Those three words -- racy, if your mind is in the gutter -- anchored an ATP campaign launched back in 2000, designed to attract interest in men's tennis -- which was being overshadowed by the Williams sisters.
Classy? No. Effective? Definitely.
AP Photo/Pat Sullivan
Gambill had all kinds of potential, but potential doesn't always pan out.
Talk about two ships passing in the night.
Since that campaign, Federer has elbowed his way amongst the all-time greats, while Gambill's gone from "the future of American tennis" -- which Pete Sampras once called him -- to the No. 668-ranked player in the world.
A career full of promise was derailed by injuries: chronic back pain, followed by severe shin splints, followed by an ailing shoulder. With each new affliction, Gambill would overcompensate when playing matches, which inevitably caused a new injury.
Few things in sports are tougher to watch than a promising athlete being betrayed by his body. We saw it with Bill Walton, Ken Griffey Jr. and Grant Hill.
No one knows if Gambill was destined for greatness. But what is clear is that he was cruelly robbed of his chance to try.
The truly ironic thing about Gambill's injuries is that, at the height of his popularity, no one in his sport appeared to have a better body to work with. At 6-3 and 200 pounds, Gambill was the Matthew McConaughey of tennis -- ripped and perpetually shirtless.
He had a contract with one of the top modeling agencies in the country. Sports Illustrated for Women included him in its swimsuit issue. And People named him to its "50 Most Beautiful" list.
But Gambill was more than just guy-candy. He was a very good player.
Utilizing a booming serve and excellent court movement, Gambill won three singles titles and five doubles titles, reaching No. 14 in the world rankings and beating some of the game's greats along the way -- including Sampras, Andre Agassi and even his "Balls" mate Federer.
Between his good looks and rapidly improving game, Gambill should've become one of the most sought-after athletes in the country. But as an old college friend once told me, potential rain don't grow no crop. And so today the 29-year-old is trying to find a place in a sport that has since moved on without him.
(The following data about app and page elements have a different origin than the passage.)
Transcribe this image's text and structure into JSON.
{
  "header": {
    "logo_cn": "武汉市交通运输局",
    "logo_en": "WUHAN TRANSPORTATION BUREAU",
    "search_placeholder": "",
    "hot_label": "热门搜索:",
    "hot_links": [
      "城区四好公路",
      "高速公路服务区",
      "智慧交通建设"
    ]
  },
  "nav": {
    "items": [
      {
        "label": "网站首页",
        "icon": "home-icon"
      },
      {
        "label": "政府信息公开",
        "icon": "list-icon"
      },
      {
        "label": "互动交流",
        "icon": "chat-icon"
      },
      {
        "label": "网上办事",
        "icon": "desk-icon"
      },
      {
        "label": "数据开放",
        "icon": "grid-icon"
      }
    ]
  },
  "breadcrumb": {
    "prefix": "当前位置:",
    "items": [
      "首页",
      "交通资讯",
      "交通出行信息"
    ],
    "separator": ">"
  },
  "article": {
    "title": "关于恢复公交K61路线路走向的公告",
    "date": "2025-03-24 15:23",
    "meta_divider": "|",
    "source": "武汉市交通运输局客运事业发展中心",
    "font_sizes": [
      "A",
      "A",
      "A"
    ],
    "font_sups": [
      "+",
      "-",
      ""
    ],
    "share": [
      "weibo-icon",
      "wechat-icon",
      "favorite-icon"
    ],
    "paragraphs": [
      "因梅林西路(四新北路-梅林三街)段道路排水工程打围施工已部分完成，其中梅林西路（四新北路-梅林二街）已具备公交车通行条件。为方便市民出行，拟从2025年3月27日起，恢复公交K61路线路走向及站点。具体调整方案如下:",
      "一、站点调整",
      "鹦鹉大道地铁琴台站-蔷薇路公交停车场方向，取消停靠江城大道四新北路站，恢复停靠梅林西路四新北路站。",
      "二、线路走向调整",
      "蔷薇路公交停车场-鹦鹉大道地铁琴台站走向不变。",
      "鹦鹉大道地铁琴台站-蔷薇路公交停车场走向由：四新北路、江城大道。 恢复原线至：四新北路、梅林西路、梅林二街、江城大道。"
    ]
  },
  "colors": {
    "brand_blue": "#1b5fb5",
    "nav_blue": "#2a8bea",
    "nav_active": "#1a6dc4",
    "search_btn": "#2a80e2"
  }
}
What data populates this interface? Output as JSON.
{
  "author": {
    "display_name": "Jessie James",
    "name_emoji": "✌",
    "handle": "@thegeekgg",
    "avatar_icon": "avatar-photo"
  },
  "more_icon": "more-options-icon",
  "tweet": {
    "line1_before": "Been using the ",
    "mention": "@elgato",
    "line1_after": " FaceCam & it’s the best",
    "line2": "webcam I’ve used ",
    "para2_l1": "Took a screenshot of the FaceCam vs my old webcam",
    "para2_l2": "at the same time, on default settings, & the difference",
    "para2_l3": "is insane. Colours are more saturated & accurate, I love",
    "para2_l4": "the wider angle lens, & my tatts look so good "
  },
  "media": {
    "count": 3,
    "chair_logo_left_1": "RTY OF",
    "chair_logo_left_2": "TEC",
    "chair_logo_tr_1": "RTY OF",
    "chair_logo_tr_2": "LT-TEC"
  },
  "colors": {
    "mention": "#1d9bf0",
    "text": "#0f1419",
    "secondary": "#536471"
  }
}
"I'm not bitter," Gambill says. "I have nothing to be bitter about. Tennis has been very good to me. I mean, sometimes I think about what could've been, but you can't spend too much time thinking about that because that's in the past.
"Climbing back to where I was will be difficult. I have to be able to go and grind just like I did when I first started. The question is, is my game there? I believe my game is, but at the same time I have to prove it. And it's been hard."
This past weekend Gambill lost in the opening round of the U.S. Clay Court Tennis Championships in Houston. He also lost in the first round of his previous event. Gambill only played in three singles tournaments in 2006, and he was forced to retire due to injury in two of them.
With a game more suited for grass and hard courts, Gambill plans to skip the heart of the clay season in favor of rest and preparation. He'll also use this time to work at the Gambill Tennis Academy, which he founded with his father and coach, Chuck, in Hawaii. Since turning pro in 1996, Gambill has earned over $3.6 million, but most of that came during the good times. In tennis, if you don't win, you don't make much -- and if you don't play, you don't make anything. Between singles and doubles, Gambill's made only $11,350 this season. So his tennis academy not only allows him to pass along his knowledge, it also help pays the bills.
"The school is something I wanted to do after I got done playing," Gambill said. "I didn't think I'd be looking at the end of my career like this, but who does?
"The strange thing for me is I was going to the gym two hours a day to make sure those things didn't happen to me. But I've done a lot and have seen a lot of the world. So if this is the way it's supposed to go, then that's the way it goes."
Gambill has a lot of peace about where he is right now. But I'll always be restless at the thought of where he could be.
LZ Granderson is a senior writer for ESPN The Magazine and host of the ESPN360 talk show "Game Night." LZ can be reached at firstname.lastname@example.org.